▶ _Task details_
Whenever a line of the listing contains the string "title", return that line.

--- The data ---

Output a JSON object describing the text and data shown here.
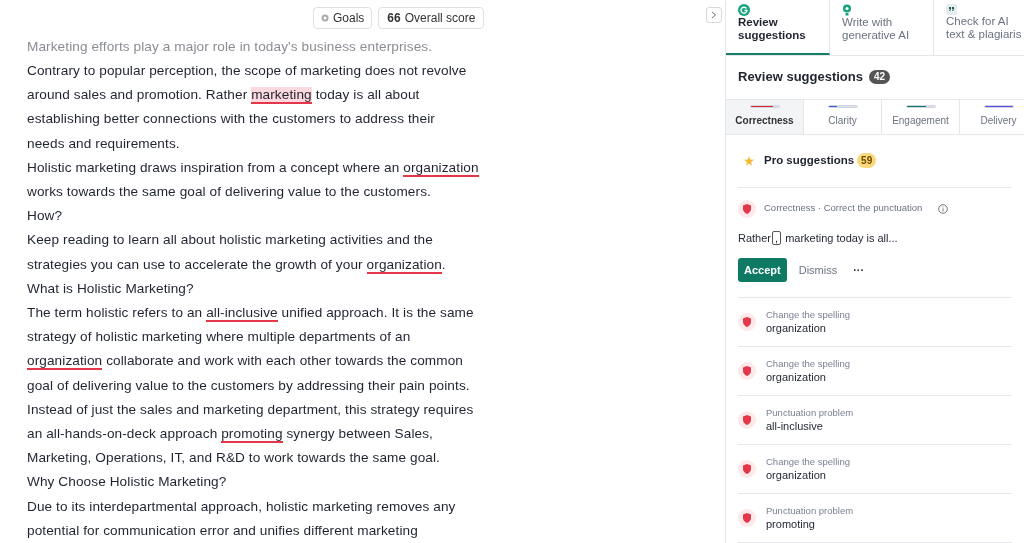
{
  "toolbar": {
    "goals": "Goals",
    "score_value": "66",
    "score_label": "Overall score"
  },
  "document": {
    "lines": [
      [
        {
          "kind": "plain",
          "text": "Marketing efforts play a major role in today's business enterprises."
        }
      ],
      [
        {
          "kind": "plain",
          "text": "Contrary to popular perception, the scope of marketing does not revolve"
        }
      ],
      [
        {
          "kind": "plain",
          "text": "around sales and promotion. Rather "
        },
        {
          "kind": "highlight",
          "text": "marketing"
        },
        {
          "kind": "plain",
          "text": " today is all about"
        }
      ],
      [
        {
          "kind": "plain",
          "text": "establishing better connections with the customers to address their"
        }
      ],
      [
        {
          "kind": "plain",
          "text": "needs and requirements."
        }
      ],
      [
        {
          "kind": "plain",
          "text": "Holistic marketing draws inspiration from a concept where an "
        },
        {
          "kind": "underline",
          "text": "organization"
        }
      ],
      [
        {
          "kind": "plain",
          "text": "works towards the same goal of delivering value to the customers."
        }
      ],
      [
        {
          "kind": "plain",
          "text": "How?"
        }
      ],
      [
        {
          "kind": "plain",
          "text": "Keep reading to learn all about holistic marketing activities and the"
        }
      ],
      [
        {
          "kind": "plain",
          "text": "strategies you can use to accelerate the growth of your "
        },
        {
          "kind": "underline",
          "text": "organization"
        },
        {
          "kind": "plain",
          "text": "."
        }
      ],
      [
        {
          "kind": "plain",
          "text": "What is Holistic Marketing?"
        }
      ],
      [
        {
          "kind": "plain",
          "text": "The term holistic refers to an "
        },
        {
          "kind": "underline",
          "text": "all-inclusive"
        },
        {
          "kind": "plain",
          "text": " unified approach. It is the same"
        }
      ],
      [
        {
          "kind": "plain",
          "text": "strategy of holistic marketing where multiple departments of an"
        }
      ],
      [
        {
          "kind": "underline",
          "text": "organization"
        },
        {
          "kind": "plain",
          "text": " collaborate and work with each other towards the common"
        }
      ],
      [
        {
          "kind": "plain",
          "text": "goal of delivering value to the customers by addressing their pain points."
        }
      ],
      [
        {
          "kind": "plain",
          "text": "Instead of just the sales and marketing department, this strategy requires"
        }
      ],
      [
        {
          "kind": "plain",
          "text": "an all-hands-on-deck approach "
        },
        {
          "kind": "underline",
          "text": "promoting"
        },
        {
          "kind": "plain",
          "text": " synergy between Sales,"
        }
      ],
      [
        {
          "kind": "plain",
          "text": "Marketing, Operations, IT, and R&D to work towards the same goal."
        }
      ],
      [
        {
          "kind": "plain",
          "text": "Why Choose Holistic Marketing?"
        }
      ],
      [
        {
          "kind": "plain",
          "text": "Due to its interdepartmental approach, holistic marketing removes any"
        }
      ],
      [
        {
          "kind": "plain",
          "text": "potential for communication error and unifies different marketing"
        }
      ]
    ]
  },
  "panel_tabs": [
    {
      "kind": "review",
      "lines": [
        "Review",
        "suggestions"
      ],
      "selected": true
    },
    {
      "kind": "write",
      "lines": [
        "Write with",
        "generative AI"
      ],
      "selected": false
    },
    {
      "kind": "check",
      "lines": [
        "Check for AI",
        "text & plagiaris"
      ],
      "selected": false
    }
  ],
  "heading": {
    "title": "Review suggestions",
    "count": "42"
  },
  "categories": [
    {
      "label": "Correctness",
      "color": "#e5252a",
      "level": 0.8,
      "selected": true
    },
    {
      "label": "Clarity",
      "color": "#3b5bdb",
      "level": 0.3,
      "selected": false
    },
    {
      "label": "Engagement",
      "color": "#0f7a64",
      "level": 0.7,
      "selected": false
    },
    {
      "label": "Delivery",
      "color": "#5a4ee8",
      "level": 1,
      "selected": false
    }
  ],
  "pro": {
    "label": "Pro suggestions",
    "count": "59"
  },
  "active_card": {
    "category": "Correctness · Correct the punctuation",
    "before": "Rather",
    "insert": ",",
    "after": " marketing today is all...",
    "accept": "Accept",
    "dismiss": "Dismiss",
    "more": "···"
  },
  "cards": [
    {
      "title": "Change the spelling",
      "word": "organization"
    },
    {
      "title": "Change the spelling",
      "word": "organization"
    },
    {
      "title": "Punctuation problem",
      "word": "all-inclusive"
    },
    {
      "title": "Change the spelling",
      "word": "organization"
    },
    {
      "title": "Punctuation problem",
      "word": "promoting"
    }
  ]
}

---
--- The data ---

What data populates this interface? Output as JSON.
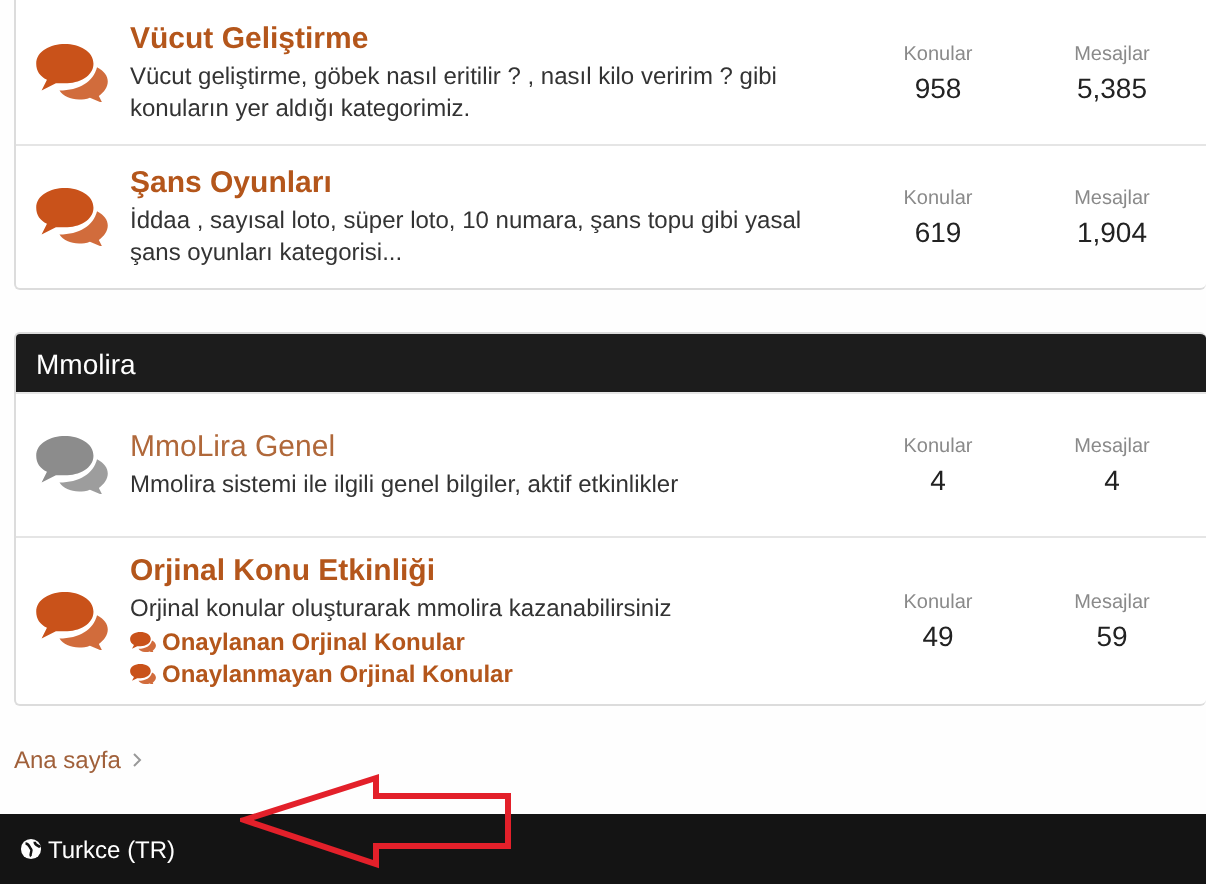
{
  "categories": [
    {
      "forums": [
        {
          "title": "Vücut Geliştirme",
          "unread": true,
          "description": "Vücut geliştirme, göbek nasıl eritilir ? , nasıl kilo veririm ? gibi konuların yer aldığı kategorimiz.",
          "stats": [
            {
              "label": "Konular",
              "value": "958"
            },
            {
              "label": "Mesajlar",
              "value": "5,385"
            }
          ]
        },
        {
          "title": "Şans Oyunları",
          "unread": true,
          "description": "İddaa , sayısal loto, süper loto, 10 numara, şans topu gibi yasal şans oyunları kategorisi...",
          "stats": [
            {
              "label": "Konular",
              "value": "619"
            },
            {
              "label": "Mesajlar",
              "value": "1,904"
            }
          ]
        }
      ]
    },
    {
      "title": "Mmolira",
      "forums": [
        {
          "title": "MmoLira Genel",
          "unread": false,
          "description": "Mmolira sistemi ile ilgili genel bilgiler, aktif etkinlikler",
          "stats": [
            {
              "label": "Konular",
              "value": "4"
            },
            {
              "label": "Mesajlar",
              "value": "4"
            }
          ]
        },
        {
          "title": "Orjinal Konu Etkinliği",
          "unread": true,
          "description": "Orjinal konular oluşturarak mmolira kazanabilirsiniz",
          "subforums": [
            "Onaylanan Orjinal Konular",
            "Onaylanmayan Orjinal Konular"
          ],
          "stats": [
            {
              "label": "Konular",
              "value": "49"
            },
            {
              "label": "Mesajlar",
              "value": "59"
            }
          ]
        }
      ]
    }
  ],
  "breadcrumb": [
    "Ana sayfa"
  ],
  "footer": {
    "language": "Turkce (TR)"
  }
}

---

▶ _Solution to the exercise_
    "title": "Review suggestions",
      "title": "Change the spelling",
      "title": "Change the spelling",
      "title": "Punctuation problem",
      "title": "Change the spelling",
      "title": "Punctuation problem",
          "title": "Vücut Geliştirme",
          "title": "Şans Oyunları",
      "title": "Mmolira",
          "title": "MmoLira Genel",
          "title": "Orjinal Konu Etkinliği",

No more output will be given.